Collect the lines of the entries where "this" shows up.

───── Material provided

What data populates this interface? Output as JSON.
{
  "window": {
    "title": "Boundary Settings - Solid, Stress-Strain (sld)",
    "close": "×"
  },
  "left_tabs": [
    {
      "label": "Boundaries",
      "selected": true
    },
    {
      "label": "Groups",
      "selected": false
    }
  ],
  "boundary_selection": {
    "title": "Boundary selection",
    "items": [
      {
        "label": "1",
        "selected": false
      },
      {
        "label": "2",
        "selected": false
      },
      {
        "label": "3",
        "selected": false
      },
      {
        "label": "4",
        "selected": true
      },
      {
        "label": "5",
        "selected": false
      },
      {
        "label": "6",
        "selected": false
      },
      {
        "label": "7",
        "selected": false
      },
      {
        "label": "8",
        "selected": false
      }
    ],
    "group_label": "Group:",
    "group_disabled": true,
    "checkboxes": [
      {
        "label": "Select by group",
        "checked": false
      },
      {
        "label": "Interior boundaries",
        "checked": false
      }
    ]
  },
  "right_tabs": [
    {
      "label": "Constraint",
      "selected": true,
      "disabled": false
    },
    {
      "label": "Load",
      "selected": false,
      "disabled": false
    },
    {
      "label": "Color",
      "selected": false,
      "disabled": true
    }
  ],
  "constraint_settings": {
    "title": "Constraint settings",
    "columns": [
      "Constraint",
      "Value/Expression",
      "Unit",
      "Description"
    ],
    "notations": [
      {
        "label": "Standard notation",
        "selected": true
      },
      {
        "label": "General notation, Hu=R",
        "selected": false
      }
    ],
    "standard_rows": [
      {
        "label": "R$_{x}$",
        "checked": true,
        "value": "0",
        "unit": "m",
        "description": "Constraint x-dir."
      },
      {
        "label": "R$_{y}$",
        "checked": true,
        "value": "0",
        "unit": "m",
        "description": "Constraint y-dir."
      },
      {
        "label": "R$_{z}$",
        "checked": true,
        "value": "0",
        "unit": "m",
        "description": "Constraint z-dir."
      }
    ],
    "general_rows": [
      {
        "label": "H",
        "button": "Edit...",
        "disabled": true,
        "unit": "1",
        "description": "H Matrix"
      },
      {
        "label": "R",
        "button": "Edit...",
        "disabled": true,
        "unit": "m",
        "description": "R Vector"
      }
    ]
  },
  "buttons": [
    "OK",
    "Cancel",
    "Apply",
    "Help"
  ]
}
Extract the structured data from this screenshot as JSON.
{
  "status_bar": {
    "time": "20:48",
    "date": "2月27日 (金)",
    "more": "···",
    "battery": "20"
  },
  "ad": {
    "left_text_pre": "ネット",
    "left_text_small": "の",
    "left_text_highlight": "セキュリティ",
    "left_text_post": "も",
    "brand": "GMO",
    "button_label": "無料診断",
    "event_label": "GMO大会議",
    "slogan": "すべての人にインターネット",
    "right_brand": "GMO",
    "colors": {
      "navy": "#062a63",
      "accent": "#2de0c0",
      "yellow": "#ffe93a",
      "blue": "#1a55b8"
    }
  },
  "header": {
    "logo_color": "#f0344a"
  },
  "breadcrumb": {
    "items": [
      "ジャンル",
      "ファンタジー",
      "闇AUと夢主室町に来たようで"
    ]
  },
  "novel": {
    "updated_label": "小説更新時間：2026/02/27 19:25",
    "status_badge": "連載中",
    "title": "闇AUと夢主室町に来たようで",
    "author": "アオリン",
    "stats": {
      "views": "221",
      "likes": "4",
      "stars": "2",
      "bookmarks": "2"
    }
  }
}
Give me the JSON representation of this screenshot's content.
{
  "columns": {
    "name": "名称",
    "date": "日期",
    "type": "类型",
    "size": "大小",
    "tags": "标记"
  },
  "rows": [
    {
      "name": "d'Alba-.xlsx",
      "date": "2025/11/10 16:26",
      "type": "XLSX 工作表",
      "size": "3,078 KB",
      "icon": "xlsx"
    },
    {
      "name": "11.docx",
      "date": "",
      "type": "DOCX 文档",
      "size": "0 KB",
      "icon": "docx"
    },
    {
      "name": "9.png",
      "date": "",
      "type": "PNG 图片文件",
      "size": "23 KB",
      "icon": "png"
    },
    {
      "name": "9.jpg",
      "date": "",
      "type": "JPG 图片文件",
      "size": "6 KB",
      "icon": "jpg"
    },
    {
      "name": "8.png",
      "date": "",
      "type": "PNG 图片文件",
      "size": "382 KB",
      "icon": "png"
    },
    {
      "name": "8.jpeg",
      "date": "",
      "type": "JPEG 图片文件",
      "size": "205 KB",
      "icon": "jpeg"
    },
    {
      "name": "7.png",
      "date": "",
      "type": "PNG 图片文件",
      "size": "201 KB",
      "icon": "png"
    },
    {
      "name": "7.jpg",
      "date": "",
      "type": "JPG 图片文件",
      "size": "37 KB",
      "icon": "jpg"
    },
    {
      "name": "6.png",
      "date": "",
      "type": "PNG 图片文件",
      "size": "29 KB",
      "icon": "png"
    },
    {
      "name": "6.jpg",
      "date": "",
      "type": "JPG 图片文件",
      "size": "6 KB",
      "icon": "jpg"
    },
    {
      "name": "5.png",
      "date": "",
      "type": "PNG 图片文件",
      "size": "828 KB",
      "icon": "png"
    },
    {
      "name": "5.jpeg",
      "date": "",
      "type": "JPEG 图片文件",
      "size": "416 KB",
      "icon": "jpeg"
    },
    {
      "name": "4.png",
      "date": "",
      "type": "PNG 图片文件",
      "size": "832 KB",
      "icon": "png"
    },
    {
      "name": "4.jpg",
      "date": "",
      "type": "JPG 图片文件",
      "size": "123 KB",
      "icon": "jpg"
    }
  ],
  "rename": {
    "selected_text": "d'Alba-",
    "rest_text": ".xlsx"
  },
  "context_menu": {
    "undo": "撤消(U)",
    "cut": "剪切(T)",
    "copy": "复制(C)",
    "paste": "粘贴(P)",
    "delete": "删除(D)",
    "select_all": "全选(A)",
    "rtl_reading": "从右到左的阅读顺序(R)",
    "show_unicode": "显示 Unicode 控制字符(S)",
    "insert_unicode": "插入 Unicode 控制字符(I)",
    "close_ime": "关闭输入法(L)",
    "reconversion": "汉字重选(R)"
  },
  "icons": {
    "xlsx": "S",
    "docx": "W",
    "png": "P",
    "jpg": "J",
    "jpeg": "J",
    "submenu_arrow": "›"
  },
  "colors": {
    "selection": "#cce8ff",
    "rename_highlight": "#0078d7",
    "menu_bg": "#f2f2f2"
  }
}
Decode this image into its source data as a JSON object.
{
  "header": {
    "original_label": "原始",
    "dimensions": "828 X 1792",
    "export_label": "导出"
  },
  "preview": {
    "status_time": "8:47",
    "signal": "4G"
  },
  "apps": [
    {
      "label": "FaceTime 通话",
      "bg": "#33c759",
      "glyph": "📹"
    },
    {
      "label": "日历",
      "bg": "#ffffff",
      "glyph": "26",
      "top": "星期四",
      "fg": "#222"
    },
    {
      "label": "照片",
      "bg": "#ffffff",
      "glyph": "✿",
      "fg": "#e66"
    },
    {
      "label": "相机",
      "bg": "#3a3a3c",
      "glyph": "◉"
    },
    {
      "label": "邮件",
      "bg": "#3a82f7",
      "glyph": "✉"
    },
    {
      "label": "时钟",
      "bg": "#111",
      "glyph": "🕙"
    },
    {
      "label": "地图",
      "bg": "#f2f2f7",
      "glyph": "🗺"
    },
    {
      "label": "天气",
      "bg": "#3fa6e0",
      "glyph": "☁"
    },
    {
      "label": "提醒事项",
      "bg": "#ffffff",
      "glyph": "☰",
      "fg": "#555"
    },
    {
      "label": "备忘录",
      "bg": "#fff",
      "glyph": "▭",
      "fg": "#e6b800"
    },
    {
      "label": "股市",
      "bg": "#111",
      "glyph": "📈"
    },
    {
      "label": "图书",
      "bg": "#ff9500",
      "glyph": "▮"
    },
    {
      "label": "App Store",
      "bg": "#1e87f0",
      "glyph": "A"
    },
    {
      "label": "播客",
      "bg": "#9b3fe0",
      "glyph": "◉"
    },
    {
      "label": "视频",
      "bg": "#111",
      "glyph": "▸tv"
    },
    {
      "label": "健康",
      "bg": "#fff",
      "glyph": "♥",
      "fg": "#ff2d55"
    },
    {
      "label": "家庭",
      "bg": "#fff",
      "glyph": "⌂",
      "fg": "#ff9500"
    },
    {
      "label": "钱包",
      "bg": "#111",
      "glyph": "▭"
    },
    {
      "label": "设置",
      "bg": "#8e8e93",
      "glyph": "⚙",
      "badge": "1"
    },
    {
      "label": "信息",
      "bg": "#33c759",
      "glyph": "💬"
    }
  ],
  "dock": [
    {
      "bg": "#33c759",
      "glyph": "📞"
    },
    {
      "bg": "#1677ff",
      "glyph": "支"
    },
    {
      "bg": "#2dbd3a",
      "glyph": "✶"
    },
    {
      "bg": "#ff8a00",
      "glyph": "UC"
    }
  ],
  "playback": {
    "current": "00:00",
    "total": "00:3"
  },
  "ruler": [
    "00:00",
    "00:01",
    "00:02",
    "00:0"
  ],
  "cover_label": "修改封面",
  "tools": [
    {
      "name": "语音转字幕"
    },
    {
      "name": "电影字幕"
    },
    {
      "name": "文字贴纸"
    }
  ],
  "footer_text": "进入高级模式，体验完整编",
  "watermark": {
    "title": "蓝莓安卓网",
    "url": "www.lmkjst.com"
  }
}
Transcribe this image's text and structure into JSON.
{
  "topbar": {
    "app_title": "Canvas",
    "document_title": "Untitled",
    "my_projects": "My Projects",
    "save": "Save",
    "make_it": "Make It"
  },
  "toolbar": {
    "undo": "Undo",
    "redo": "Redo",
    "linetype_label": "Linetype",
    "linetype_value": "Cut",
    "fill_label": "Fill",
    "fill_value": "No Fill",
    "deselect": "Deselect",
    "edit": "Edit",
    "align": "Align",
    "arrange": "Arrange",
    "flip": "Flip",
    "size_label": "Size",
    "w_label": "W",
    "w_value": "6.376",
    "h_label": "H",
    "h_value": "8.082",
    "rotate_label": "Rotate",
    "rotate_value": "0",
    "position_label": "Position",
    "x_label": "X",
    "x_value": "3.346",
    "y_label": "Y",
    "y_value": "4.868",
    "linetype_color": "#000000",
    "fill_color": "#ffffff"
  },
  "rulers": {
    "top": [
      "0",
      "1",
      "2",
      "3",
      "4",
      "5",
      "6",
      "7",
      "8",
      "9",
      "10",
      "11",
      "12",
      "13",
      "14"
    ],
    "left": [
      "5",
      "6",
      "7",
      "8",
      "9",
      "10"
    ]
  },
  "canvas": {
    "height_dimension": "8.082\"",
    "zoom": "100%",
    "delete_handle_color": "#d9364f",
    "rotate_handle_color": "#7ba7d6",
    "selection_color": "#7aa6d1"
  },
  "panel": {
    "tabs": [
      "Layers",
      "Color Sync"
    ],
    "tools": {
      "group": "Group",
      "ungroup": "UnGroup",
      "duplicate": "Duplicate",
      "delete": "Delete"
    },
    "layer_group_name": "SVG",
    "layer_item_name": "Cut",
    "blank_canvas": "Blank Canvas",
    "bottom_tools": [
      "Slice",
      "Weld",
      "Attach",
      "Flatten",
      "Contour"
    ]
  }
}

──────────

Task answer:
What data populates this interface? Output as JSON.
Extract the structured data from this screenshot as JSON.
Give me the JSON representation of this screenshot's content.
Decode this image into its source data as a JSON object.
Transcribe this image's text and structure into JSON.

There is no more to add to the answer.